I have never thought about Mack Weldon before this morning. As their website boasts, they “make great underwear, t-shirts and socks”, and apparently off the back of this superbly succinct pitch, my roommate bought some briefs. He got a solid deal on them, and alerted the apartment this morning as we began our day congregating in our living room (see: “non-bedroom patch of apartment”), as twenty-somethings are wont to do when they can disguise a humblebrag of materialism under the auspices of smart shopping.
It was nearly instantly forgotten as I got on with my day. But, to my surprise, Mr. Weldon made another surprise appearance in my day just a few hours later as I waited in line for lunch. There, scrolling mindlessly through my Instagram feed, I noticed a particularly pointed advertisement:
There they were, in all their (remarkably-unimpressive-for-a-pair-of-$28-briefs) resplendent glory. Plastered all over my instagram feed was an advertisement for a product I had neither googled nor yearned for nor even conceived of 24 hours prior. Through data talking between my oft-social-media-linked roommate and myself(likely), iPhone audio capture of my roommate’s lecture this morning(less likely) or the statistical marketing version of the Minnesota Miracle(Name me a year that’s made sense since the world ended in 2012 tho #woke #mayans #apocalypse #DBCooperStillUnsolved), staring me in the face was a crystal clear demonstration of the sheer amount of information we volunteer in such a cavalier fashion to the apps that make up our day.
There is a rational argument to be made, about how Mack Weldon is one of thousands of corporations to participate in whatever data auctions happen in the darkness of the ether (or the light of a silcon valley conference board room). For every shiver we get from the Mack Weldon ad in line for lunch, there are at least a half dozen more positive interactions, of our favorite pair of joggers purchased from a previously unknown brand or a friendly reminder from Stubhub to purchase those Sam Smith @ MSG concert tickets you had been ogling for some time (can the algorithms find me a date too?). Thank god for these targeted ads to help us pass the long seconds waiting in line for lunch or ignoring our friends or distracting us from the realities of our ho-hum job. Like a butler who’s just a little too helpful, sometimes we just have to remind big brother to take a chill pill, right?
But how targeted is too targeted? Are we comfortable with the intrusion? Have we paid it no mind? Does the convenience of it our society necessitate some bumps along the way? And how we are to police the policemen?

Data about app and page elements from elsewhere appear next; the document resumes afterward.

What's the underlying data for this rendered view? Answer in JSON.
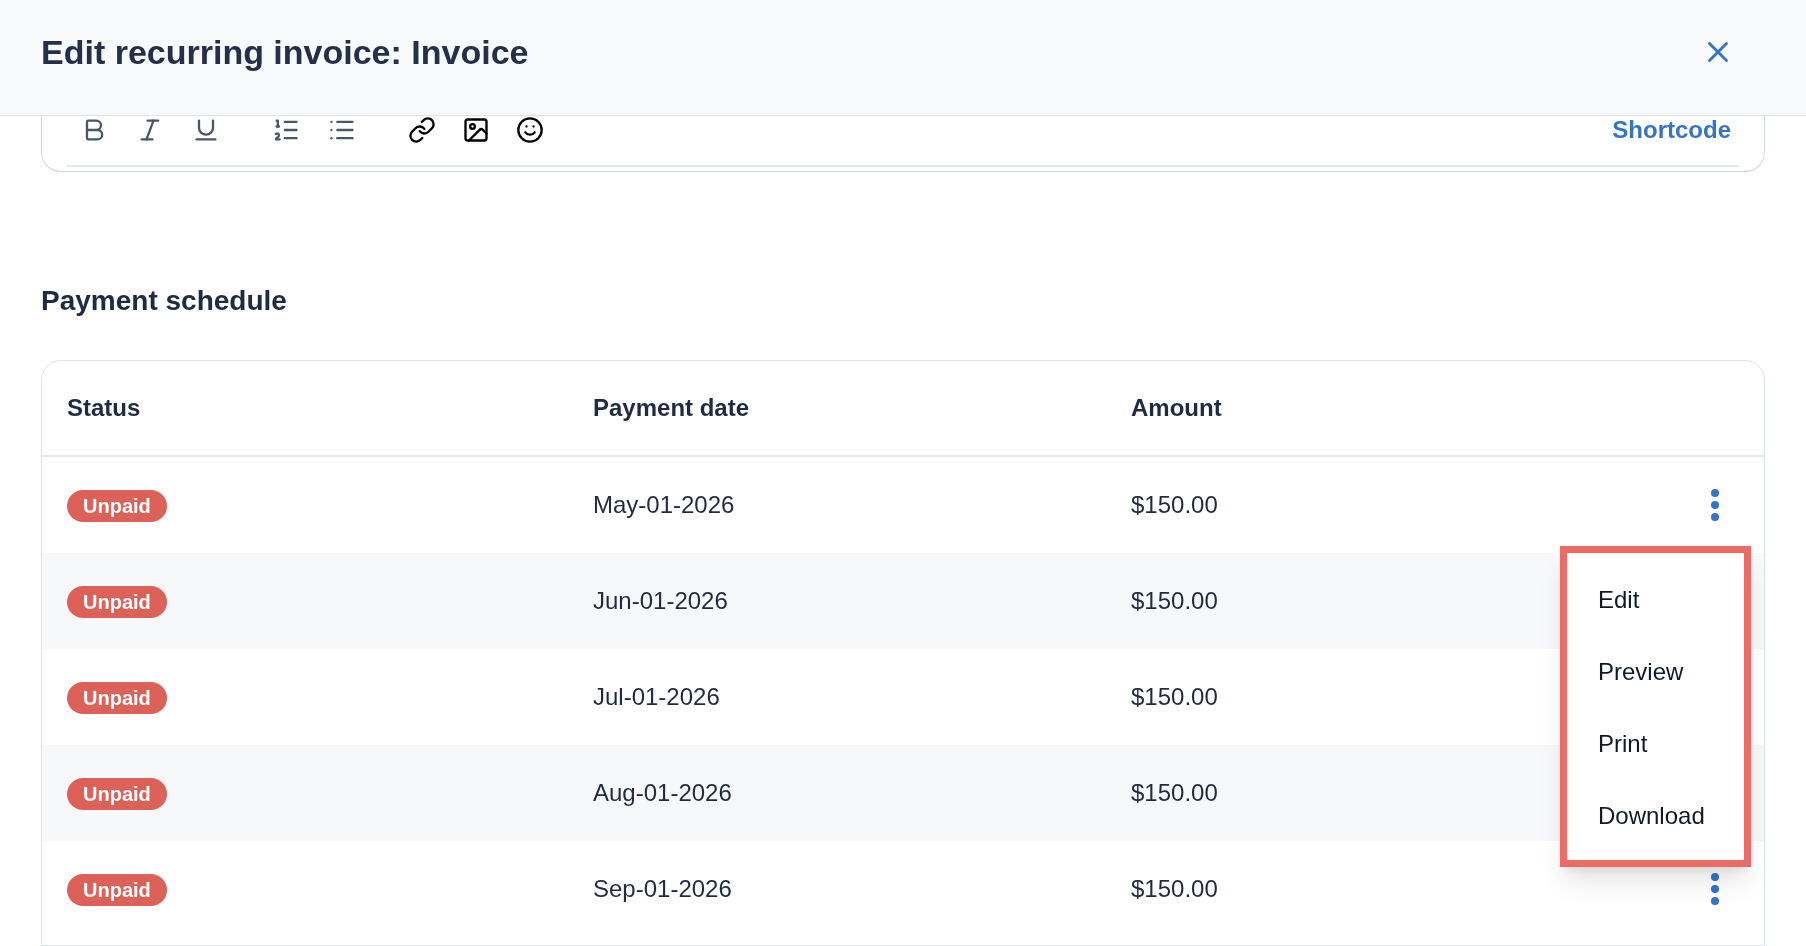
{
  "dialog": {
    "title": "Edit recurring invoice: Invoice"
  },
  "editor_toolbar": {
    "shortcode_link": "Shortcode"
  },
  "payment_schedule": {
    "heading": "Payment schedule",
    "columns": [
      "Status",
      "Payment date",
      "Amount"
    ],
    "rows": [
      {
        "status": "Unpaid",
        "payment_date": "May-01-2026",
        "amount": "$150.00"
      },
      {
        "status": "Unpaid",
        "payment_date": "Jun-01-2026",
        "amount": "$150.00"
      },
      {
        "status": "Unpaid",
        "payment_date": "Jul-01-2026",
        "amount": "$150.00"
      },
      {
        "status": "Unpaid",
        "payment_date": "Aug-01-2026",
        "amount": "$150.00"
      },
      {
        "status": "Unpaid",
        "payment_date": "Sep-01-2026",
        "amount": "$150.00"
      }
    ]
  },
  "actions_menu": {
    "items": [
      "Edit",
      "Preview",
      "Print",
      "Download"
    ]
  }
}
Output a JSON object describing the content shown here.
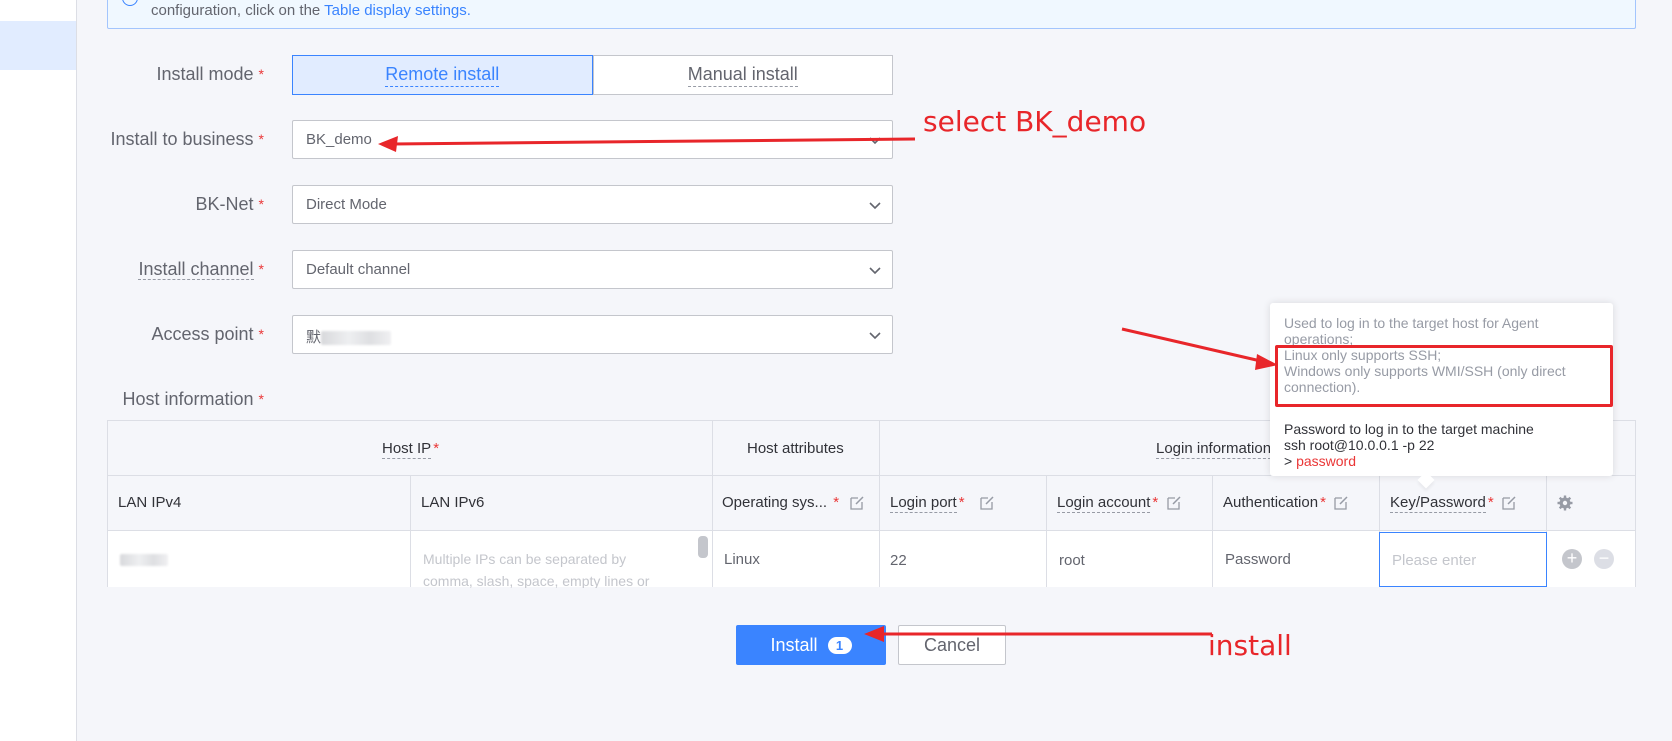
{
  "banner": {
    "text": "configuration, click on the",
    "link": "Table display settings."
  },
  "form": {
    "install_mode": {
      "label": "Install mode",
      "options": [
        "Remote install",
        "Manual install"
      ],
      "selected": "Remote install"
    },
    "business": {
      "label": "Install to business",
      "value": "BK_demo"
    },
    "bk_net": {
      "label": "BK-Net",
      "value": "Direct Mode"
    },
    "channel": {
      "label": "Install channel",
      "value": "Default channel"
    },
    "access_point": {
      "label": "Access point",
      "value": "默"
    },
    "host_info": {
      "label": "Host information"
    },
    "required_mark": "*"
  },
  "table": {
    "group_headers": {
      "host_ip": "Host IP",
      "host_attributes": "Host attributes",
      "login_information": "Login information"
    },
    "columns": {
      "lan_ipv4": "LAN IPv4",
      "lan_ipv6": "LAN IPv6",
      "os": "Operating sys...",
      "login_port": "Login port",
      "login_account": "Login account",
      "authentication": "Authentication",
      "key_password": "Key/Password"
    },
    "row": {
      "ipv6_placeholder_line1": "Multiple IPs can be separated by",
      "ipv6_placeholder_line2": "comma, slash, space, empty lines or",
      "os": "Linux",
      "login_port": "22",
      "login_account": "root",
      "authentication": "Password",
      "password_placeholder": "Please enter"
    }
  },
  "tooltip": {
    "line1": "Used to log in to the target host for Agent",
    "line2": "operations;",
    "line3": "Linux only supports SSH;",
    "line4": "Windows only supports WMI/SSH (only direct",
    "line5": "connection).",
    "line6": "Password to log in to the target machine",
    "line7": "ssh root@10.0.0.1 -p 22",
    "line8_prefix": ">",
    "line8_value": "password"
  },
  "actions": {
    "install_label": "Install",
    "install_count": "1",
    "cancel_label": "Cancel"
  },
  "annotations": {
    "select_business": "select BK_demo",
    "install": "install"
  },
  "colors": {
    "primary": "#3a84ff",
    "required": "#ea3636",
    "annotation": "#e8262a"
  }
}
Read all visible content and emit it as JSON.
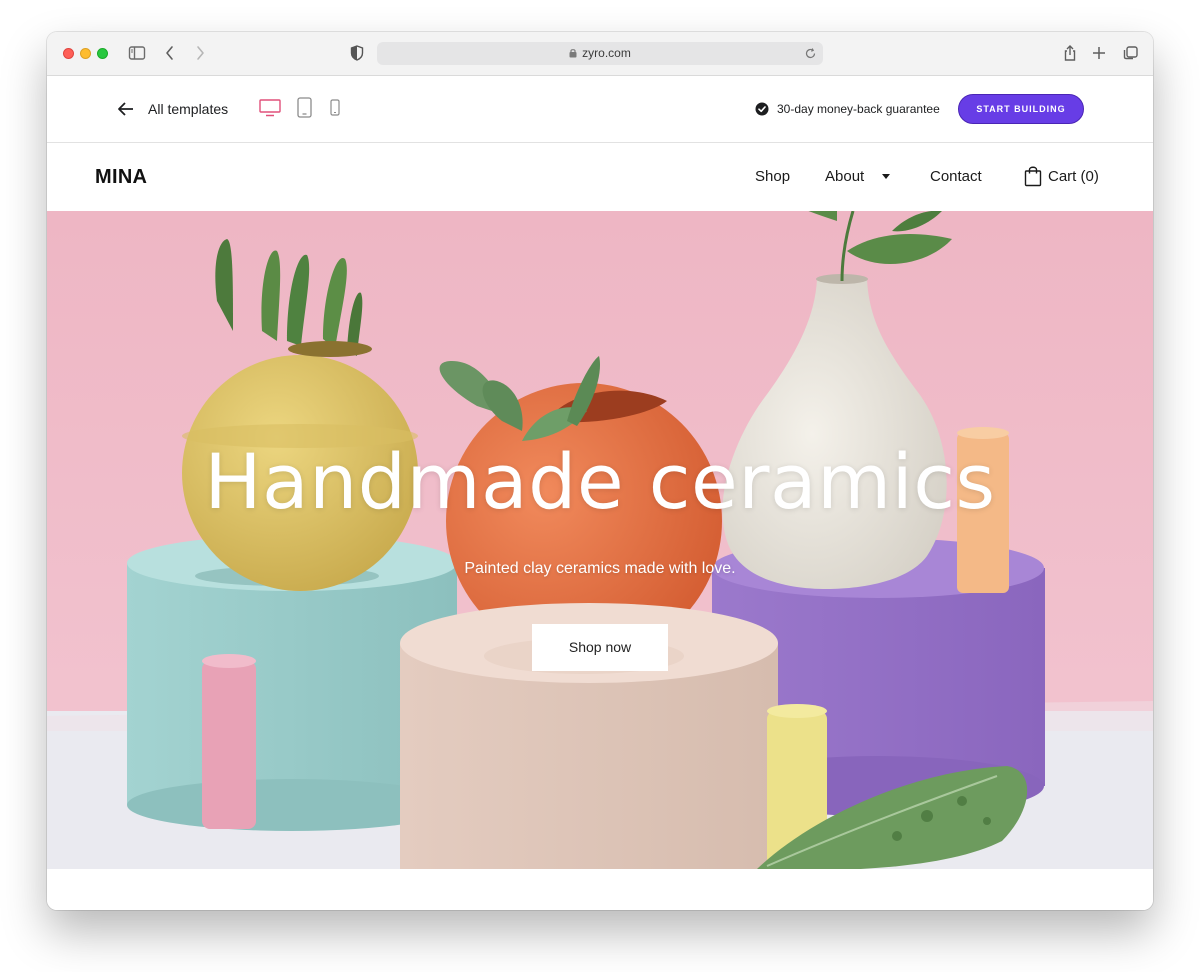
{
  "browser": {
    "url": "zyro.com",
    "icons": [
      "sidebar-icon",
      "back-icon",
      "forward-icon",
      "shield-icon",
      "lock-icon",
      "reload-icon",
      "share-icon",
      "new-tab-icon",
      "tabs-overview-icon"
    ]
  },
  "template_bar": {
    "back_label": "All templates",
    "devices": [
      "desktop-icon",
      "tablet-icon",
      "mobile-icon"
    ],
    "guarantee": "30-day money-back guarantee",
    "cta": "START BUILDING"
  },
  "site": {
    "logo": "MINA",
    "nav": {
      "shop": "Shop",
      "about": "About",
      "contact": "Contact",
      "cart": "Cart (0)"
    }
  },
  "hero": {
    "title": "Handmade ceramics",
    "subtitle": "Painted clay ceramics made with love.",
    "button": "Shop now"
  },
  "colors": {
    "accent": "#673de6",
    "active_device": "#e0507a",
    "hero_background": "#efb8c5"
  }
}
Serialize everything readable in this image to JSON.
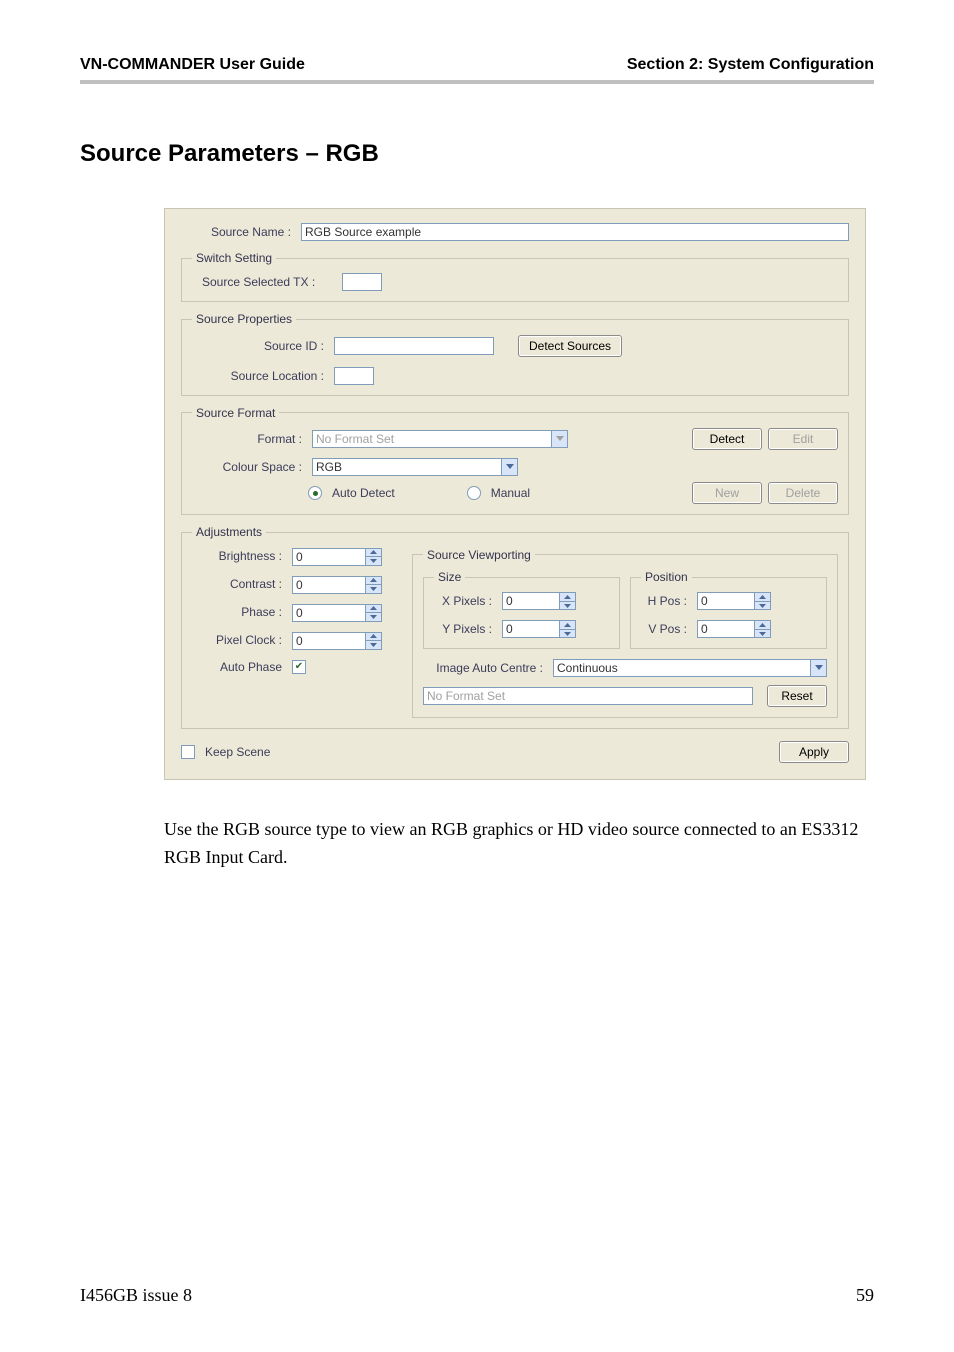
{
  "header": {
    "left": "VN-COMMANDER User Guide",
    "right": "Section 2: System Configuration"
  },
  "heading": "Source Parameters – RGB",
  "source_name": {
    "label": "Source Name :",
    "value": "RGB Source example"
  },
  "switch_setting": {
    "legend": "Switch Setting",
    "tx_label": "Source Selected TX :",
    "tx_value": ""
  },
  "source_properties": {
    "legend": "Source Properties",
    "id_label": "Source ID :",
    "id_value": "",
    "location_label": "Source Location :",
    "location_value": "",
    "detect_btn": "Detect Sources"
  },
  "source_format": {
    "legend": "Source Format",
    "format_label": "Format :",
    "format_value": "No Format Set",
    "colour_label": "Colour Space :",
    "colour_value": "RGB",
    "auto_label": "Auto Detect",
    "manual_label": "Manual",
    "btn_detect": "Detect",
    "btn_edit": "Edit",
    "btn_new": "New",
    "btn_delete": "Delete"
  },
  "adjustments": {
    "legend": "Adjustments",
    "brightness_label": "Brightness :",
    "brightness_value": "0",
    "contrast_label": "Contrast :",
    "contrast_value": "0",
    "phase_label": "Phase :",
    "phase_value": "0",
    "pixel_clock_label": "Pixel Clock :",
    "pixel_clock_value": "0",
    "auto_phase_label": "Auto Phase",
    "viewport_legend": "Source Viewporting",
    "size_legend": "Size",
    "xpixels_label": "X Pixels :",
    "xpixels_value": "0",
    "ypixels_label": "Y Pixels :",
    "ypixels_value": "0",
    "position_legend": "Position",
    "hpos_label": "H Pos :",
    "hpos_value": "0",
    "vpos_label": "V Pos :",
    "vpos_value": "0",
    "image_auto_centre_label": "Image Auto Centre :",
    "image_auto_centre_value": "Continuous",
    "format_text": "No Format Set",
    "reset_btn": "Reset"
  },
  "bottom": {
    "keep_scene_label": "Keep Scene",
    "apply_btn": "Apply"
  },
  "body_text": "Use the RGB source type to view an RGB graphics or HD video source connected to an ES3312 RGB Input Card.",
  "footer": {
    "left": "I456GB issue 8",
    "right": "59"
  }
}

Of course, I speak specifically those impossibly-accurate-ads you see pop up on your Instagram scroll of Facebook feed. But I also speak of Amazon opening up a completely robotic convenience store and FlyWheel taking down every iota of your personal information. I speak of seamless peppering you with food “you would like” and even your discover weekly playlist on Spotify you think is so benign. It’s gone beyond the Nigerian Prince in his desperate plea for information. We laugh at him. But everywhere we look, there’s someone collecting something about us and we don’t laugh at him, perhaps because he is faceless, and perhaps too for all he does for sourcing and eliminating the tough choices in life with his pre-vetted “suggestions”. But for a brief few “aha” moments, we seem to mostly ignore the cognitive strain it causes. It’s far easier to keep our head down, keep swiping the credit card and wearing that new hoodie and inviting the other into our life more and more.
I don’t have great answers here. But my prediction is two-fold.
The first is a society that progressively homogenizes. It seems to be a statistical law that as more and more is suggested to us, the suggestions will ultimately begin to converge. So yes, fancy yourself a trend-setter with those new boots or that trip to an exotic locale. Just know that others are seeing the same recommendations, forming the same profiles to the tech companies, becoming indistinguishable if not for some number on some server. You may soon be unique in the visage of your phone alone, a carbon copy of the others falling down the same decision trees they didn’t even know they had climbed in the first place.
But there may be a bright side. Millenials are the social media generation. We came of age with social media, but social media came of age with us as well, and continues to evolve. As we grow and ultimately define the trends that surround us, the big tech companies will be forced to adapt. Taking back the personal taste autonomy from big brother has a path. We must remain conscious, vigilant in how we consume what is put in front of us. We must speak up when we feel infringed upon and must deny the “panaceas” peddled. When we vote with our wallets but also our likes and our shares and online presence, the other will listen. Like any younger sibling worth their salt, we must annoy ‘till we get our way.